“We’re going to have a good competition in the spring,” Dillingham said. “I think adding Sam (Leavitt) to the room, adding Navi (Bruzon) to the room adds pretty good depth there. And I think putting in a new system and we’ve been able to get a bunch of walk-throughs leading up to spring ball, and now we’ll be able to get spring ball reps with three guys taking reps and then Jaden adding back in, they’ll be a plethora of reps for these guys. So by the end of spring ball, these guys are going to have a really good grasp of this system and what we’re trying to get accomplished.”

Quarterback depth became a major problem for the Sun Devils in 2023. Rashada missed nine games, recently-transferred Drew Pyne missed 10 games with multiple leg injuries and Bourguet missed four. Near the end of the season, tight end Jaylin Conyers and running back Cam Skattebo lined up at the position.

It was just one of the many offseason prioritizations for the Sun Devils as they looked to build a deep, young roster to build upon for the future of ASU football. Highlighted by Leavitt, ASU’s transfer class included 23 players. Leavitt, who acknowledges the deep competition that looms within the team’s quarterback room, chose to come to the Valley for ASU’s enhanced coaching staff.

“I feel like anywhere you’re going to go, you’re going to have competition,” Leavitt said. “I wasn’t going to go into a situation where there was already a confirmed starter, but that didn’t really play a factor for me. It’s really just about the situation in terms of the offense I’m going to be coached by.”

In addition to new players, the Sun Devils will welcome new coaches. Offensive coordinator/QB specialist Marcus Arroyo, hired shortly before Leavitt’s transfer, brings a wealth of experience to the sidelines. He has had stops before arriving in Tempe, including serving as the Tampa Bay Buccaneers QBs coach (2014), Oregon Ducks assistant head coach, offensive coordinator and QBs coach (2019) and UNLV head coach (2020-22). According to Dillingham, he and Arroyo will have a “60-40, 70-30” split when running the offense.

“You’ve got 15 practices in the spring. You just want to know how much they will take,” Arroyo said. “I think Jaden and Sam, the quarterbacks, the guys we’re bringing in, see the offense collectively and what we’re able to do. How we’re able to produce, who we put around them, the weapons around them, the wide receivers here, the tight ends, the offensive line we built and how we believe about the front, it matches up really well.
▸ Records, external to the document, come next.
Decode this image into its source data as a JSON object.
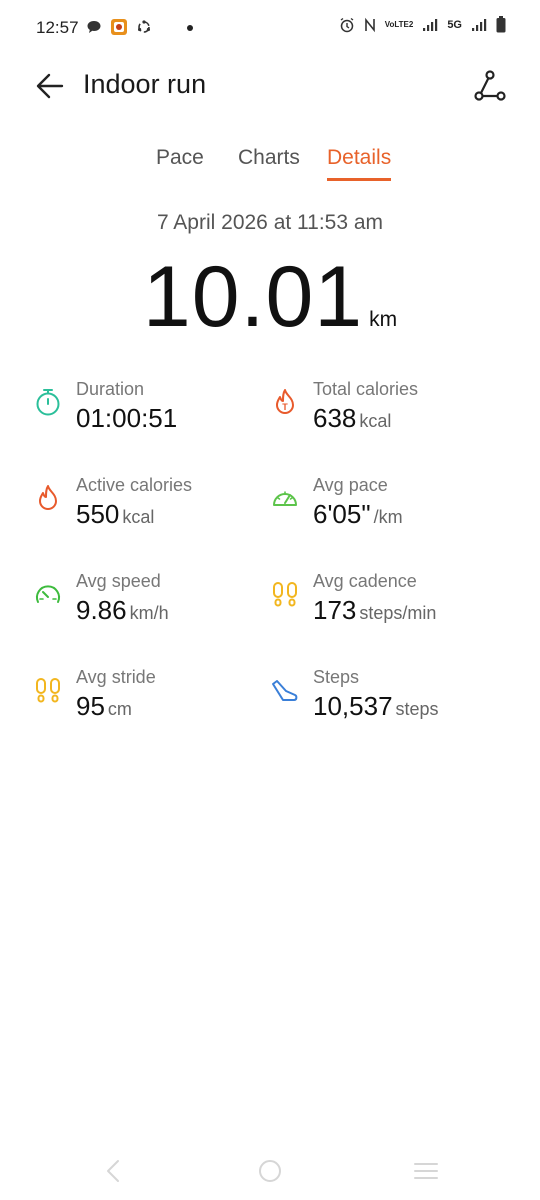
{
  "status_bar": {
    "time": "12:57",
    "network_volte": "VoLTE2",
    "network_5g": "5G",
    "icons": [
      "chat-bubble-icon",
      "app-notification-icon",
      "sync-icon",
      "alarm-icon",
      "nfc-icon",
      "signal-icon",
      "battery-icon"
    ]
  },
  "header": {
    "title": "Indoor run",
    "back_icon": "arrow-left-icon",
    "route_icon": "route-icon"
  },
  "tabs": [
    {
      "label": "Pace",
      "active": false
    },
    {
      "label": "Charts",
      "active": false
    },
    {
      "label": "Details",
      "active": true
    }
  ],
  "summary": {
    "date": "7 April 2026 at 11:53 am",
    "distance": "10.01",
    "distance_unit": "km"
  },
  "metrics": [
    {
      "label": "Duration",
      "value": "01:00:51",
      "unit": "",
      "icon": "stopwatch-icon",
      "color": "#2bbf9a"
    },
    {
      "label": "Total calories",
      "value": "638",
      "unit": "kcal",
      "icon": "flame-t-icon",
      "color": "#e85a2c"
    },
    {
      "label": "Active calories",
      "value": "550",
      "unit": "kcal",
      "icon": "flame-icon",
      "color": "#e85a2c"
    },
    {
      "label": "Avg pace",
      "value": "6'05\"",
      "unit": "/km",
      "icon": "gauge-icon",
      "color": "#5cc44a"
    },
    {
      "label": "Avg speed",
      "value": "9.86",
      "unit": "km/h",
      "icon": "speedometer-icon",
      "color": "#3dbb3d"
    },
    {
      "label": "Avg cadence",
      "value": "173",
      "unit": "steps/min",
      "icon": "footprints-icon",
      "color": "#f2b61f"
    },
    {
      "label": "Avg stride",
      "value": "95",
      "unit": "cm",
      "icon": "footprints-icon",
      "color": "#f2b61f"
    },
    {
      "label": "Steps",
      "value": "10,537",
      "unit": "steps",
      "icon": "shoe-icon",
      "color": "#3a7fd8"
    }
  ],
  "accent_color": "#e8622a"
}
“I think that’s a big piece of the quarterbacks, understanding how the positions played, not only individually but collectively as a system.”

For a program that’s struggled to embrace the concept under the leadership of former athletic director Ray Anderson, Dillingham emphasized that progress with their NIL situation is “unbelievable” since the final game of 2023. It’s a process that’ll take time, and the second-year head coach urges the Sun Devil faithful for positivity and optimism as the program strives to reclaim its former glory.

“You can either help find the solution, or you’re part of the problem,” Dillingham said. “If you’re complaining on Twitter, part of the problem. Beautiful. Don’t really care, right? If you’re finding a way to help, part of the solution. If you post something negative on Twitter, we may not get a kid because of you. You post something positive about a kid, we may get them.

“So are you part of the problem or part of the solution?”

Aaron Schmidt EH-run shmit
Sports Reporter, Phoenix

Aaron Schmidt expects to graduate in spring 2024 with a bachelor’s degree in sports journalism and a minor in film and media production. In addition to the Phoenix Sports Bureau, Schmidt reports for The Arizona Republic and The State Press. He has also interned with Arizona’s Family and Arizona Sports 98.7.

Reece Andrews REES AN-drooz (he/him)
Sports Visual Journalist, Phoenix

Reece Andrews expects to graduate in May 2024 with a bachelor’s degree in sports journalism. Andrews has worked for the State Press and at WCSN. He has also been in Cronkite News Los Angeles.